Hacking up a whole pineapple for breakfast with a dull blade, I long for my sharp kitchen knives. “Mom, I didn’t know pineapple came in octagonal shapes,” Ramsay teases. I practice yoga breathing and concentrate on finding the beauty and counting our blessings: we are safe, our condo has a screen porch, we live near the ocean, people are kind, and I’m able to converse with the locals in French. In the evenings, lovely pastel colors bleed into the sky as we watch a fiery orb slip rapidly behind the horizon.

Having grown up in the U.S. on the east coast, it seems odd to view the Atlantic from the west. Below swaying palms, corpulent trunks of driftwood lay strewn across Libreville’s beaches, their chalky branches reaching toward the ocean with knarled, thirsty fingers. Tangles of roots like wild, messy hair add to the untamed seascape. The scenery is gorgeous, but the water near our house isn’t swimmable due to sewage, old shoes, plastic bottles, and shards of the forgotten.
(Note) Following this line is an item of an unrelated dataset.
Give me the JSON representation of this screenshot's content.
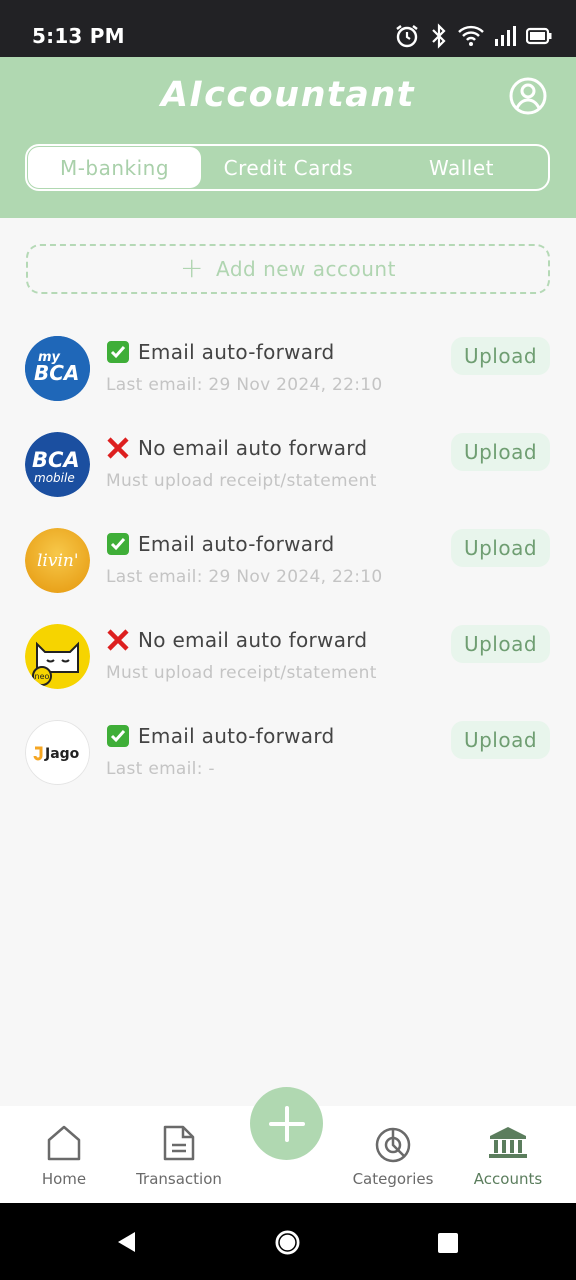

Perhaps Ramsay and I can participate in beach clean-ups and join the Sea Turtle Patrol we’ve heard about.

There have been surprises, good and bad. After accepting an impromptu invitation for a glass of wine on the beach to bid an embassy friend farewell whom we’d only just met, my mouth hung open slightly when bats appeared with the wingspans of crows and heads nearly as big as kittens. (not kidding). But the next morning, also taking flight, were uplifting lemon-yellow weaver birds, turquoise-tinged Kingfishers, and a grey and red parrot; the yin and yang of living in an exotic locale.

Parts of the city resemble the Caribbean, full of tropical vibes, dance music, and riotous color: the brightly painted houses, cheerful Hibiscus, lizards with orange tails, and exotic flora and fauna. As in many developing nations, the stunning beauty here is juxtaposed with dilapidation and brokenness behind the scenes, especially the trash on the shores.
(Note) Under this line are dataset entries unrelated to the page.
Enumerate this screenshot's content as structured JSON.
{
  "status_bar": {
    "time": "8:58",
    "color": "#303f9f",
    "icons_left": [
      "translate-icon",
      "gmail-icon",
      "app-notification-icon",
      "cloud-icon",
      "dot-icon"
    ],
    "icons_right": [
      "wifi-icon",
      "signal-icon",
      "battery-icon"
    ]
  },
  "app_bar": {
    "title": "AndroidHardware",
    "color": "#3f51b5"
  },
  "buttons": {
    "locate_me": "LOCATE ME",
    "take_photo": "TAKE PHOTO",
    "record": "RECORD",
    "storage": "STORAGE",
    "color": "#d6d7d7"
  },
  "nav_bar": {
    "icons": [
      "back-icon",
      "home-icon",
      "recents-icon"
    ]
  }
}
In contrast, further afield, on the outskirts of Libreville, (via a forty-minute 4×4 drive over bumpy dirt roads through the edge of the Congo forest), lies a stunning, rugged coastline where sea and sky meld into a nickel-colored light of other-worldliness.


Along with its rich biodiversity, Gabon hosts malaria and other infectious diseases. Week One, Ramsay broke out in bright red hives from an allergic reaction. My Mama-brain went into overdrive for days as I sterilized sheets, towels, and surfaces. Should we treat it as something fungal or bacterial? Did it come from the ocean? the pool? new sunscreen? sand fleas? new plants, fruit juice, insects… or maybe from the laundry detergent? The Malaria Meds? ( I stalk mosquitoes in the house with my hands open in attack position as if they are tiny armed robbers). Alas, the source of the outbreak is still unknown, but we are enormously grateful Ramsay is on the mend.
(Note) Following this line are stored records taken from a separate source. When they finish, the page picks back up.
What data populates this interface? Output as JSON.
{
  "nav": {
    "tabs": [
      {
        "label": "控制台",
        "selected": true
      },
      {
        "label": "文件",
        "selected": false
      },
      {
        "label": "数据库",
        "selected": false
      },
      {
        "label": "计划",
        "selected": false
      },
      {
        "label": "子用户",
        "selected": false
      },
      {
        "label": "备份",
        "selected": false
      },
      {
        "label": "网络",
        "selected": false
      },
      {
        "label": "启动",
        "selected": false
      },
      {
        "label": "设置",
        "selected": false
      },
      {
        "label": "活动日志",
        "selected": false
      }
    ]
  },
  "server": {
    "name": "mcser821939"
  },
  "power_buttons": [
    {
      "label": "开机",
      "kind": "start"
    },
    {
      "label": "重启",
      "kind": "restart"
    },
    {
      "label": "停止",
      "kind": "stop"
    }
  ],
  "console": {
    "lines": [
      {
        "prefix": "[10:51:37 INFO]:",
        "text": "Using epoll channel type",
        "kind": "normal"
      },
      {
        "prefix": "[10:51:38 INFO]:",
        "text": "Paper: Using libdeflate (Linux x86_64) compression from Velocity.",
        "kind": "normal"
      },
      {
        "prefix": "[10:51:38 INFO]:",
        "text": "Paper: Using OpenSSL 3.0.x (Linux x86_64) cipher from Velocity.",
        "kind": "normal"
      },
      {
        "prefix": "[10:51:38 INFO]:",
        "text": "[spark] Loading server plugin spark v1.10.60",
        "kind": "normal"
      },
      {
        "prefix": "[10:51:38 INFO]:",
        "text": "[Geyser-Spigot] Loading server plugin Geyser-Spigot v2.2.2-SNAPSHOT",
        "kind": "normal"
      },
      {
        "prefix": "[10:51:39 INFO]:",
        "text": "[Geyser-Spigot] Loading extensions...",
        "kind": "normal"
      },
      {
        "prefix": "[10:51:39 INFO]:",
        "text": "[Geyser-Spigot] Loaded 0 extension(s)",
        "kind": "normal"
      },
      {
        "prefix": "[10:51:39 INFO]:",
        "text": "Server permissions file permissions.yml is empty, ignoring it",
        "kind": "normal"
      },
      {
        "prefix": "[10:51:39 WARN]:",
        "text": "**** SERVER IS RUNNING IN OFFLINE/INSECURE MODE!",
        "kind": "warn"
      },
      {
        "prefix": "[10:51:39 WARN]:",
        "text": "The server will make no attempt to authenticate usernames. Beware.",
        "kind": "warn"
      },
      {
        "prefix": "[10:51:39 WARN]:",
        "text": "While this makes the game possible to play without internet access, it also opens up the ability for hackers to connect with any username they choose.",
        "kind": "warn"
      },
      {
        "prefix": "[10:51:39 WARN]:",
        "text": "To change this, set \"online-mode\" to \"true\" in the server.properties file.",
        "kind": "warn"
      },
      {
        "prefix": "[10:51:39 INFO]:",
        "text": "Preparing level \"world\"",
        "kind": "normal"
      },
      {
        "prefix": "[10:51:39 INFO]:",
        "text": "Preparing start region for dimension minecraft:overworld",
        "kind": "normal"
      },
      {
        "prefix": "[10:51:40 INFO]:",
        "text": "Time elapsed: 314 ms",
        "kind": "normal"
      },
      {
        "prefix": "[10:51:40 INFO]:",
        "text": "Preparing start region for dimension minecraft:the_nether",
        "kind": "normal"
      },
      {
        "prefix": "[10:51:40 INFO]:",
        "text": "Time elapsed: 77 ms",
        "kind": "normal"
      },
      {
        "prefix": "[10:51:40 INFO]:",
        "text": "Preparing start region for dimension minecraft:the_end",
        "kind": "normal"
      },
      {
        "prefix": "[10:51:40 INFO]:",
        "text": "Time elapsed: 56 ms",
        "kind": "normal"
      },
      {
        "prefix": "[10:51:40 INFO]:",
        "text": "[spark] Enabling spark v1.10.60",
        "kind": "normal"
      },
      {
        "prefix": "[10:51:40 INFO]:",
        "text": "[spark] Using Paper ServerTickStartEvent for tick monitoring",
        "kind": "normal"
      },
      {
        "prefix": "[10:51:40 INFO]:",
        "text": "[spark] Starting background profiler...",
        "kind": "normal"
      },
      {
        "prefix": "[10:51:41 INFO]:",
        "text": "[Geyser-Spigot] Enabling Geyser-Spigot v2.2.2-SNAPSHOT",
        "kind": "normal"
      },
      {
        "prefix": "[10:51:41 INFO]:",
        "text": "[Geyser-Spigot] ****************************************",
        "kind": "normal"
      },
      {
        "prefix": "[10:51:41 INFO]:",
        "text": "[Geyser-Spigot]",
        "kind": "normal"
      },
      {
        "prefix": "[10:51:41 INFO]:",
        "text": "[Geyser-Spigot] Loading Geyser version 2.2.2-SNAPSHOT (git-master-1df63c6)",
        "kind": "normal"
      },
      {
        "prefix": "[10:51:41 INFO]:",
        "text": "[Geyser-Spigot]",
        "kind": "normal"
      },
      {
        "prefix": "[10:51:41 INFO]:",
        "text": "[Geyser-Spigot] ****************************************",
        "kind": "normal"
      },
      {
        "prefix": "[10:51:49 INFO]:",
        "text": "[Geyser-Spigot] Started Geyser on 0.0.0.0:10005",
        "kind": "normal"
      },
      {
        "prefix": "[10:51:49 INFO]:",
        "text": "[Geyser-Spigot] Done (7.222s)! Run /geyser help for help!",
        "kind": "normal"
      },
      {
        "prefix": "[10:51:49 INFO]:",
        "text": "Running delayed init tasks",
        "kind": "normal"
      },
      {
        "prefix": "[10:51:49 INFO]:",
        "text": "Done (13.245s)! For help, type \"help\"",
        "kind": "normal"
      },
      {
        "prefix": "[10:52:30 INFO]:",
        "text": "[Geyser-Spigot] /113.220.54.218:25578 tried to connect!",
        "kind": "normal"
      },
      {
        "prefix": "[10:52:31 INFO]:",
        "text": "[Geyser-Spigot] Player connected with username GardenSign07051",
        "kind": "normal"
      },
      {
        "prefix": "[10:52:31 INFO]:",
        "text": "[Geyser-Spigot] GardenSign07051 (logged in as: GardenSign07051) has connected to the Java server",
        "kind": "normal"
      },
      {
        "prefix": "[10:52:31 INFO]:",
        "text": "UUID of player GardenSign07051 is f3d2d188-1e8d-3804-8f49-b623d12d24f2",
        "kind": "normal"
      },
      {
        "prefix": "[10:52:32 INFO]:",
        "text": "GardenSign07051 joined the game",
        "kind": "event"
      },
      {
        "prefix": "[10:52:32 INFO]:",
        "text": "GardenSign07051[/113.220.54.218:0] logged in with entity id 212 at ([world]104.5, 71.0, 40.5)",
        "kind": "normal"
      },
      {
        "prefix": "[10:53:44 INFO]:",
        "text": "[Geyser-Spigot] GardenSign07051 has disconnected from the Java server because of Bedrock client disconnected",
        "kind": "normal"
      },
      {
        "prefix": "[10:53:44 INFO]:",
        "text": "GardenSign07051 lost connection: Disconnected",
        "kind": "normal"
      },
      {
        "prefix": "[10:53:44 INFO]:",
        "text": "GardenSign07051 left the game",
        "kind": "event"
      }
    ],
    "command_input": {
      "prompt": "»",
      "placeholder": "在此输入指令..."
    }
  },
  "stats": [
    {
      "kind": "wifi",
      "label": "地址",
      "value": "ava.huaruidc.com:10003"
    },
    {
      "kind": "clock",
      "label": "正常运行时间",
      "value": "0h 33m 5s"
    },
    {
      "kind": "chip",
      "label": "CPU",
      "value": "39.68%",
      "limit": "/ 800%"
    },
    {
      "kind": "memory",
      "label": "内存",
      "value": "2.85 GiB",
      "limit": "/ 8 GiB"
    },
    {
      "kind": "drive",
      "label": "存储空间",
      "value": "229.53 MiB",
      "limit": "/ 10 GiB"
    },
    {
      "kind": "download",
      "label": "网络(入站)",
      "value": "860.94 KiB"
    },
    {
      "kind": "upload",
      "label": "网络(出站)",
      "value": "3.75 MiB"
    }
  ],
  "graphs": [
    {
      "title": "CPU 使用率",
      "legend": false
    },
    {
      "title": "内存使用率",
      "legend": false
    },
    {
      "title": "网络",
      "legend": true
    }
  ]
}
The local food we’ve tried so far is good. Oil-rich Gabon imports 90% of its food, much of it from France. Commonly offered are grilled kabobs “brochette” of gambas, fish, or chicken served with rice, fries, or potatoes au gratin. The French influence is apparent in the grocery stores and boulangeries. To my delight, there are abundant cheeses, macarons, fresh baguettes, and good quality tea. And Mohammed at the unmarked Lebanese place near the airport makes very tasty Shawarma. We sit on his patio overlooking the main road (one of the few that are paved), where traffic is occasionally blocked by President Bongo’s siren-happy motorcade.

In an artisan market, I was informed that many handicrafts here are imported, too. However, I did find local bird collages made with butterfly wings (and I’m hoping this art was not created from illicit trade because I love this creation).

Awaiting our air and sea shipments to make our house feel more like home, I clean the screens and windows and re-arrange the furniture to claim this new space as ours. We engage with our new community of friends and begin to develop rituals, like having coffee on the beach, going outside to watch the sunsets, and sometimes indulging in local ice cream before lunch just for fun.

As we create wish lists of places to see, we remind ourselves on the difficult days to anticipate the magic that always comes with exploring a new land.

Bonne Journee,  Tracy